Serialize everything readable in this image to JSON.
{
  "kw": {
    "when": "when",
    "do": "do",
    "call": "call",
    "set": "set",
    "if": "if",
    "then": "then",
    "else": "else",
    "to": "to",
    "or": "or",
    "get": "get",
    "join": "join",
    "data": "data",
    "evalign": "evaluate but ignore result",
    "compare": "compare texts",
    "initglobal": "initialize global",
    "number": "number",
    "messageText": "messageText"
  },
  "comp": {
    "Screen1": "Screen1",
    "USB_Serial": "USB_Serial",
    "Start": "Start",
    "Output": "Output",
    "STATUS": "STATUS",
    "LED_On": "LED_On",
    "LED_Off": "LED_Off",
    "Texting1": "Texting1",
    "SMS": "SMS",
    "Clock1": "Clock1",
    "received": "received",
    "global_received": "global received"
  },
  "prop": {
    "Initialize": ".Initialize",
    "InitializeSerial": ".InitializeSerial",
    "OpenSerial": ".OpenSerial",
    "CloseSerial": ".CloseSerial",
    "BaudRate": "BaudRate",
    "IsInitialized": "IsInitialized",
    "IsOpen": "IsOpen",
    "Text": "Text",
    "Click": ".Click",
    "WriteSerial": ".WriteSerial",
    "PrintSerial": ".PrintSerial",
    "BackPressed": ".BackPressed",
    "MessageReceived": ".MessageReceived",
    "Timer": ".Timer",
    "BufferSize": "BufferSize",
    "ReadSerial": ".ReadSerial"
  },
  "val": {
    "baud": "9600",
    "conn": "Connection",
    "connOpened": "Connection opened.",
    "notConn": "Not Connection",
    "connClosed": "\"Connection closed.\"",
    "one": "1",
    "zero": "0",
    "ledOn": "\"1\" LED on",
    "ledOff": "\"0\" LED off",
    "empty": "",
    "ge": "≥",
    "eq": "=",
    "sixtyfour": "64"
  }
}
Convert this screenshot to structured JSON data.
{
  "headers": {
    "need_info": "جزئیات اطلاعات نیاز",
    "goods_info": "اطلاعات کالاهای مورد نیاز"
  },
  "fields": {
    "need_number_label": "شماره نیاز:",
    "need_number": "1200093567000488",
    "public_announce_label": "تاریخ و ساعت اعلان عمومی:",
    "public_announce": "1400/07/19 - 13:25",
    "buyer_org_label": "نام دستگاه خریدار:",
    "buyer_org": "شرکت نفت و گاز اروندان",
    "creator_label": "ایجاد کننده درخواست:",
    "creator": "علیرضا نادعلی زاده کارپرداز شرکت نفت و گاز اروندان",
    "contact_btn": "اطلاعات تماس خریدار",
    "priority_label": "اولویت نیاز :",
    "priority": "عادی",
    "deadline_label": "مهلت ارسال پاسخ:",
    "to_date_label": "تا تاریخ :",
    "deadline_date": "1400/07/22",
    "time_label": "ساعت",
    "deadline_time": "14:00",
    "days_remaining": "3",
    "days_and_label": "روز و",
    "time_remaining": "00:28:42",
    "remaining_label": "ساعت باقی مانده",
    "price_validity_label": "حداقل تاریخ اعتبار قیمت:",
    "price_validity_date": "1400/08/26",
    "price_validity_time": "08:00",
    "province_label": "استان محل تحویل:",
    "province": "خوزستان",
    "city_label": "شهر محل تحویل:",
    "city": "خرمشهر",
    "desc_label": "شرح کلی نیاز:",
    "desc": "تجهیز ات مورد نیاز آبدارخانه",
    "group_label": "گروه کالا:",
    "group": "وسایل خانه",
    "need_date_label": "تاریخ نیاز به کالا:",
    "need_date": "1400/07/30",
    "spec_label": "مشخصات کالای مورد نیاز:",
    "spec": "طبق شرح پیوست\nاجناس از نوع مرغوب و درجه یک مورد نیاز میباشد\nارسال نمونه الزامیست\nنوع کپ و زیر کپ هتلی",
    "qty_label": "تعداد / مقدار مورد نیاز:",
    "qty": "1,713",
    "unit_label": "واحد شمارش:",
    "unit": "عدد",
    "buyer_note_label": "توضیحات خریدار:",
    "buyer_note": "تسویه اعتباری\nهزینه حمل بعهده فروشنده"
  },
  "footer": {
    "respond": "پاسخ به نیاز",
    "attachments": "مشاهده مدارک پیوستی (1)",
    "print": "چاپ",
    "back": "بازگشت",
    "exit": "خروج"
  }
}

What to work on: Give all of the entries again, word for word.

Task response:
Serialize everything readable in this image to JSON.
{
  "kw": {
    "when": "when",
    "do": "do",
    "call": "call",
    "set": "set",
    "if": "if",
    "then": "then",
    "else": "else",
    "to": "to",
    "or": "or",
    "get": "get",
    "join": "join",
    "data": "data",
    "evalign": "evaluate but ignore result",
    "compare": "compare texts",
    "initglobal": "initialize global",
    "number": "number",
    "messageText": "messageText"
  },
  "comp": {
    "Screen1": "Screen1",
    "USB_Serial": "USB_Serial",
    "Start": "Start",
    "Output": "Output",
    "STATUS": "STATUS",
    "LED_On": "LED_On",
    "LED_Off": "LED_Off",
    "Texting1": "Texting1",
    "SMS": "SMS",
    "Clock1": "Clock1",
    "received": "received",
    "global_received": "global received"
  },
  "prop": {
    "Initialize": ".Initialize",
    "InitializeSerial": ".InitializeSerial",
    "OpenSerial": ".OpenSerial",
    "CloseSerial": ".CloseSerial",
    "BaudRate": "BaudRate",
    "IsInitialized": "IsInitialized",
    "IsOpen": "IsOpen",
    "Text": "Text",
    "Click": ".Click",
    "WriteSerial": ".WriteSerial",
    "PrintSerial": ".PrintSerial",
    "BackPressed": ".BackPressed",
    "MessageReceived": ".MessageReceived",
    "Timer": ".Timer",
    "BufferSize": "BufferSize",
    "ReadSerial": ".ReadSerial"
  },
  "val": {
    "baud": "9600",
    "conn": "Connection",
    "connOpened": "Connection opened.",
    "notConn": "Not Connection",
    "connClosed": "\"Connection closed.\"",
    "one": "1",
    "zero": "0",
    "ledOn": "\"1\" LED on",
    "ledOff": "\"0\" LED off",
    "empty": "",
    "ge": "≥",
    "eq": "=",
    "sixtyfour": "64"
  }
}
Convert this screenshot to structured JSON data.
{
  "headers": {
    "need_info": "جزئیات اطلاعات نیاز",
    "goods_info": "اطلاعات کالاهای مورد نیاز"
  },
  "fields": {
    "need_number_label": "شماره نیاز:",
    "need_number": "1200093567000488",
    "public_announce_label": "تاریخ و ساعت اعلان عمومی:",
    "public_announce": "1400/07/19 - 13:25",
    "buyer_org_label": "نام دستگاه خریدار:",
    "buyer_org": "شرکت نفت و گاز اروندان",
    "creator_label": "ایجاد کننده درخواست:",
    "creator": "علیرضا نادعلی زاده کارپرداز شرکت نفت و گاز اروندان",
    "contact_btn": "اطلاعات تماس خریدار",
    "priority_label": "اولویت نیاز :",
    "priority": "عادی",
    "deadline_label": "مهلت ارسال پاسخ:",
    "to_date_label": "تا تاریخ :",
    "deadline_date": "1400/07/22",
    "time_label": "ساعت",
    "deadline_time": "14:00",
    "days_remaining": "3",
    "days_and_label": "روز و",
    "time_remaining": "00:28:42",
    "remaining_label": "ساعت باقی مانده",
    "price_validity_label": "حداقل تاریخ اعتبار قیمت:",
    "price_validity_date": "1400/08/26",
    "price_validity_time": "08:00",
    "province_label": "استان محل تحویل:",
    "province": "خوزستان",
    "city_label": "شهر محل تحویل:",
    "city": "خرمشهر",
    "desc_label": "شرح کلی نیاز:",
    "desc": "تجهیز ات مورد نیاز آبدارخانه",
    "group_label": "گروه کالا:",
    "group": "وسایل خانه",
    "need_date_label": "تاریخ نیاز به کالا:",
    "need_date": "1400/07/30",
    "spec_label": "مشخصات کالای مورد نیاز:",
    "spec": "طبق شرح پیوست\nاجناس از نوع مرغوب و درجه یک مورد نیاز میباشد\nارسال نمونه الزامیست\nنوع کپ و زیر کپ هتلی",
    "qty_label": "تعداد / مقدار مورد نیاز:",
    "qty": "1,713",
    "unit_label": "واحد شمارش:",
    "unit": "عدد",
    "buyer_note_label": "توضیحات خریدار:",
    "buyer_note": "تسویه اعتباری\nهزینه حمل بعهده فروشنده"
  },
  "footer": {
    "respond": "پاسخ به نیاز",
    "attachments": "مشاهده مدارک پیوستی (1)",
    "print": "چاپ",
    "back": "بازگشت",
    "exit": "خروج"
  }
}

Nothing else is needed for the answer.